If a line in the data below contains the word "Systemaufrufe", copy it out.

___ RECORDS TO PROCESS ___

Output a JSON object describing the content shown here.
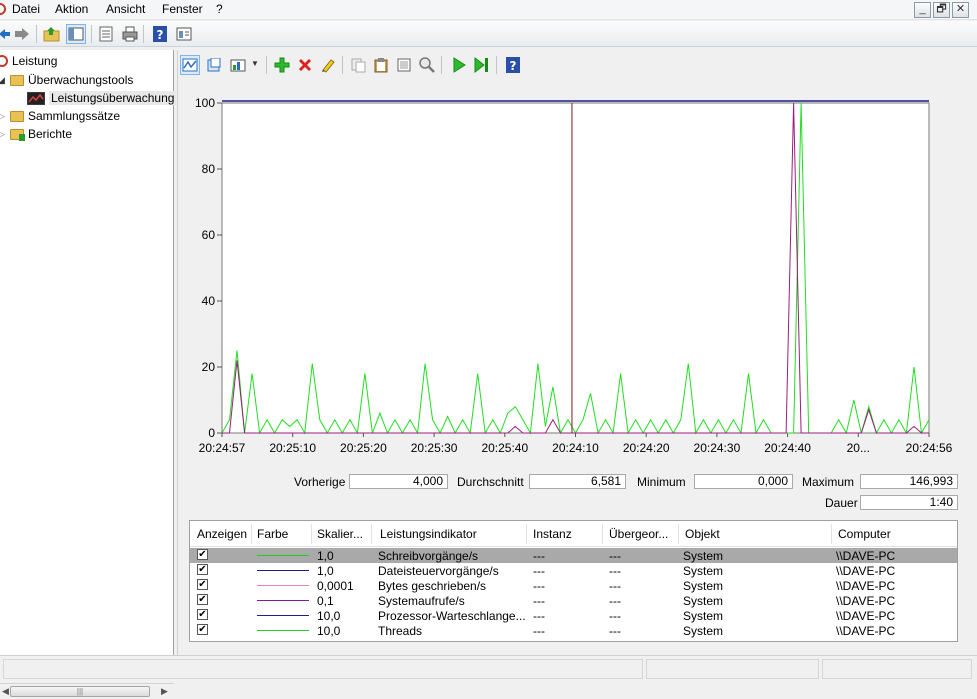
{
  "menu": [
    "Datei",
    "Aktion",
    "Ansicht",
    "Fenster",
    "?"
  ],
  "window_buttons": {
    "minimize": "_",
    "restore": "🗗",
    "close": "✕"
  },
  "tree": {
    "items": [
      {
        "label": "Leistung"
      },
      {
        "label": "Überwachungstools"
      },
      {
        "label": "Leistungsüberwachung"
      },
      {
        "label": "Sammlungssätze"
      },
      {
        "label": "Berichte"
      }
    ],
    "scroll_thumb": "|||"
  },
  "chart_data": {
    "type": "line",
    "ylim": [
      0,
      100
    ],
    "y_ticks": [
      "100",
      "80",
      "60",
      "40",
      "20",
      "0"
    ],
    "x_ticks": [
      "20:24:57",
      "20:25:10",
      "20:25:20",
      "20:25:30",
      "20:25:40",
      "20:24:10",
      "20:24:20",
      "20:24:30",
      "20:24:40",
      "20...",
      "20:24:56"
    ],
    "series": [
      {
        "name": "Schreibvorgänge/s",
        "color": "#22dd22",
        "values": [
          0,
          4,
          25,
          0,
          18,
          0,
          4,
          0,
          4,
          2,
          4,
          0,
          21,
          4,
          0,
          4,
          0,
          4,
          0,
          18,
          0,
          6,
          0,
          4,
          0,
          4,
          0,
          21,
          4,
          0,
          5,
          0,
          4,
          0,
          18,
          0,
          4,
          0,
          6,
          8,
          4,
          0,
          21,
          2,
          14,
          0,
          4,
          0,
          4,
          12,
          0,
          4,
          0,
          18,
          0,
          4,
          0,
          4,
          0,
          4,
          0,
          4,
          21,
          0,
          4,
          0,
          4,
          0,
          4,
          0,
          18,
          0,
          4,
          0,
          0,
          0,
          0,
          100,
          0,
          0,
          0,
          0,
          4,
          0,
          10,
          0,
          8,
          0,
          4,
          0,
          4,
          0,
          20,
          0,
          4
        ]
      },
      {
        "name": "Systemaufrufe/s",
        "color": "#9b1e7c",
        "values": [
          0,
          0,
          22,
          0,
          0,
          0,
          0,
          0,
          0,
          0,
          0,
          0,
          0,
          0,
          0,
          0,
          0,
          0,
          0,
          0,
          0,
          0,
          0,
          0,
          0,
          0,
          0,
          0,
          0,
          0,
          0,
          0,
          0,
          0,
          0,
          0,
          0,
          0,
          0,
          2,
          0,
          0,
          0,
          0,
          4,
          0,
          0,
          0,
          0,
          0,
          0,
          0,
          0,
          0,
          0,
          0,
          0,
          0,
          0,
          0,
          0,
          0,
          0,
          0,
          0,
          0,
          0,
          0,
          0,
          0,
          0,
          0,
          0,
          0,
          0,
          0,
          100,
          0,
          0,
          0,
          0,
          0,
          0,
          0,
          0,
          0,
          7,
          0,
          0,
          0,
          0,
          0,
          2,
          0,
          0
        ]
      },
      {
        "name": "Prozessor-Warteschlange",
        "color": "#1e1e8c",
        "values": [
          101,
          101,
          101,
          101,
          101,
          101,
          101,
          101,
          101,
          101,
          101,
          101,
          101,
          101,
          101,
          101,
          101,
          101,
          101,
          101,
          101,
          101,
          101,
          101,
          101,
          101,
          101,
          101,
          101,
          101,
          101,
          101,
          101,
          101,
          101,
          101,
          101,
          101,
          101,
          101,
          101,
          101,
          101,
          101,
          101,
          101,
          101,
          101,
          101,
          101,
          101,
          101,
          101,
          101,
          101,
          101,
          101,
          101,
          101,
          101,
          101,
          101,
          101,
          101,
          101,
          101,
          101,
          101,
          101,
          101,
          101,
          101,
          101,
          101,
          101,
          101,
          101,
          101,
          101,
          101,
          101,
          101,
          101,
          101,
          101,
          101,
          101,
          101,
          101,
          101,
          101,
          101,
          101,
          101,
          101
        ]
      }
    ],
    "cursor_line_color": "#8b1a1a",
    "cursor_position_fraction": 0.495
  },
  "stats": {
    "previous_label": "Vorherige",
    "previous_value": "4,000",
    "average_label": "Durchschnitt",
    "average_value": "6,581",
    "minimum_label": "Minimum",
    "minimum_value": "0,000",
    "maximum_label": "Maximum",
    "maximum_value": "146,993",
    "duration_label": "Dauer",
    "duration_value": "1:40"
  },
  "counter_table": {
    "headers": [
      "Anzeigen",
      "Farbe",
      "Skalier...",
      "Leistungsindikator",
      "Instanz",
      "Übergeor...",
      "Objekt",
      "Computer"
    ],
    "rows": [
      {
        "checked": "✔",
        "color": "#22cc22",
        "scale": "1,0",
        "counter": "Schreibvorgänge/s",
        "instance": "---",
        "parent": "---",
        "object": "System",
        "computer": "\\\\DAVE-PC",
        "selected": true
      },
      {
        "checked": "✔",
        "color": "#1e1e8c",
        "scale": "1,0",
        "counter": "Dateisteuervorgänge/s",
        "instance": "---",
        "parent": "---",
        "object": "System",
        "computer": "\\\\DAVE-PC",
        "selected": false
      },
      {
        "checked": "✔",
        "color": "#e080c0",
        "scale": "0,0001",
        "counter": "Bytes geschrieben/s",
        "instance": "---",
        "parent": "---",
        "object": "System",
        "computer": "\\\\DAVE-PC",
        "selected": false
      },
      {
        "checked": "✔",
        "color": "#7a1e9c",
        "scale": "0,1",
        "counter": "Systemaufrufe/s",
        "instance": "---",
        "parent": "---",
        "object": "System",
        "computer": "\\\\DAVE-PC",
        "selected": false
      },
      {
        "checked": "✔",
        "color": "#1e1e8c",
        "scale": "10,0",
        "counter": "Prozessor-Warteschlange...",
        "instance": "---",
        "parent": "---",
        "object": "System",
        "computer": "\\\\DAVE-PC",
        "selected": false
      },
      {
        "checked": "✔",
        "color": "#22cc22",
        "scale": "10,0",
        "counter": "Threads",
        "instance": "---",
        "parent": "---",
        "object": "System",
        "computer": "\\\\DAVE-PC",
        "selected": false
      }
    ]
  }
}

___

# PROBLEM SOLUTION
        "name": "Systemaufrufe/s",
        "counter": "Systemaufrufe/s",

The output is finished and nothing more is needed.